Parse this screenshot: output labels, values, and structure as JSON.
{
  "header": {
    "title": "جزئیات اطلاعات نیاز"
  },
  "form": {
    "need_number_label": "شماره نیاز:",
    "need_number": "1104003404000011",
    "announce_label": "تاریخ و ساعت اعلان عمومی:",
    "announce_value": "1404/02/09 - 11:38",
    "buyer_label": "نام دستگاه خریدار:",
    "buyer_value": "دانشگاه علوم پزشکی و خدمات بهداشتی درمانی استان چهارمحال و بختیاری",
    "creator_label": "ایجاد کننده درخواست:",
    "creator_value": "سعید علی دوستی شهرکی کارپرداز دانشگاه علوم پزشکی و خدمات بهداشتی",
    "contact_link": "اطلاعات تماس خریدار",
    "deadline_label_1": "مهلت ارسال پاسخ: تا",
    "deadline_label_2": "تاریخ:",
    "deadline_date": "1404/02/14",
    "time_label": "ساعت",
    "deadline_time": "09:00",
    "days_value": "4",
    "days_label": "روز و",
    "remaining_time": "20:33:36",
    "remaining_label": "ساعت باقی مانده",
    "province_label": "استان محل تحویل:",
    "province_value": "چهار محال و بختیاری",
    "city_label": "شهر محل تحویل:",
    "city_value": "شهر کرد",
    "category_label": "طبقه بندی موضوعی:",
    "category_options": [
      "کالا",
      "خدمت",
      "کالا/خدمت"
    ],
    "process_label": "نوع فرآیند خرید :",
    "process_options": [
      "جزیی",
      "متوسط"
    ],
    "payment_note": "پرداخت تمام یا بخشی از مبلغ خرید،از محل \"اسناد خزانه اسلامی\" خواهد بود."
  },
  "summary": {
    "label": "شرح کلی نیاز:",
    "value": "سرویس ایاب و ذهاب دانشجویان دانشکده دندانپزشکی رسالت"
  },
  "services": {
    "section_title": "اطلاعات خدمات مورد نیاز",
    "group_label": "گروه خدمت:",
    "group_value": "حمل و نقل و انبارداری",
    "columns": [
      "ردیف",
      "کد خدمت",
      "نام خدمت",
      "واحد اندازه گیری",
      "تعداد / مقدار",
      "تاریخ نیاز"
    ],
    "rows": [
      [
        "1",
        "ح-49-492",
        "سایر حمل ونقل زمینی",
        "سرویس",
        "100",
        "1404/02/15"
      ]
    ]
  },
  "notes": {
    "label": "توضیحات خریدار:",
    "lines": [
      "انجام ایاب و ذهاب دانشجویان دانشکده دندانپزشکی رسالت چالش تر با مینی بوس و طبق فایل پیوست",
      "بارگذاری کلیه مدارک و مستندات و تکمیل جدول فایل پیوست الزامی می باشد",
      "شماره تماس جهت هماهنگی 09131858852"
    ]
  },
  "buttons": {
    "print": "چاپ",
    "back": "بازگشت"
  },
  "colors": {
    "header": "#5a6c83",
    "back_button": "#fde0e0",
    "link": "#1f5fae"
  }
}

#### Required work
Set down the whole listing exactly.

#### Finished exercise
Parse this screenshot: output labels, values, and structure as JSON.
{
  "header": {
    "title": "جزئیات اطلاعات نیاز"
  },
  "form": {
    "need_number_label": "شماره نیاز:",
    "need_number": "1104003404000011",
    "announce_label": "تاریخ و ساعت اعلان عمومی:",
    "announce_value": "1404/02/09 - 11:38",
    "buyer_label": "نام دستگاه خریدار:",
    "buyer_value": "دانشگاه علوم پزشکی و خدمات بهداشتی درمانی استان چهارمحال و بختیاری",
    "creator_label": "ایجاد کننده درخواست:",
    "creator_value": "سعید علی دوستی شهرکی کارپرداز دانشگاه علوم پزشکی و خدمات بهداشتی",
    "contact_link": "اطلاعات تماس خریدار",
    "deadline_label_1": "مهلت ارسال پاسخ: تا",
    "deadline_label_2": "تاریخ:",
    "deadline_date": "1404/02/14",
    "time_label": "ساعت",
    "deadline_time": "09:00",
    "days_value": "4",
    "days_label": "روز و",
    "remaining_time": "20:33:36",
    "remaining_label": "ساعت باقی مانده",
    "province_label": "استان محل تحویل:",
    "province_value": "چهار محال و بختیاری",
    "city_label": "شهر محل تحویل:",
    "city_value": "شهر کرد",
    "category_label": "طبقه بندی موضوعی:",
    "category_options": [
      "کالا",
      "خدمت",
      "کالا/خدمت"
    ],
    "process_label": "نوع فرآیند خرید :",
    "process_options": [
      "جزیی",
      "متوسط"
    ],
    "payment_note": "پرداخت تمام یا بخشی از مبلغ خرید،از محل \"اسناد خزانه اسلامی\" خواهد بود."
  },
  "summary": {
    "label": "شرح کلی نیاز:",
    "value": "سرویس ایاب و ذهاب دانشجویان دانشکده دندانپزشکی رسالت"
  },
  "services": {
    "section_title": "اطلاعات خدمات مورد نیاز",
    "group_label": "گروه خدمت:",
    "group_value": "حمل و نقل و انبارداری",
    "columns": [
      "ردیف",
      "کد خدمت",
      "نام خدمت",
      "واحد اندازه گیری",
      "تعداد / مقدار",
      "تاریخ نیاز"
    ],
    "rows": [
      [
        "1",
        "ح-49-492",
        "سایر حمل ونقل زمینی",
        "سرویس",
        "100",
        "1404/02/15"
      ]
    ]
  },
  "notes": {
    "label": "توضیحات خریدار:",
    "lines": [
      "انجام ایاب و ذهاب دانشجویان دانشکده دندانپزشکی رسالت چالش تر با مینی بوس و طبق فایل پیوست",
      "بارگذاری کلیه مدارک و مستندات و تکمیل جدول فایل پیوست الزامی می باشد",
      "شماره تماس جهت هماهنگی 09131858852"
    ]
  },
  "buttons": {
    "print": "چاپ",
    "back": "بازگشت"
  },
  "colors": {
    "header": "#5a6c83",
    "back_button": "#fde0e0",
    "link": "#1f5fae"
  }
}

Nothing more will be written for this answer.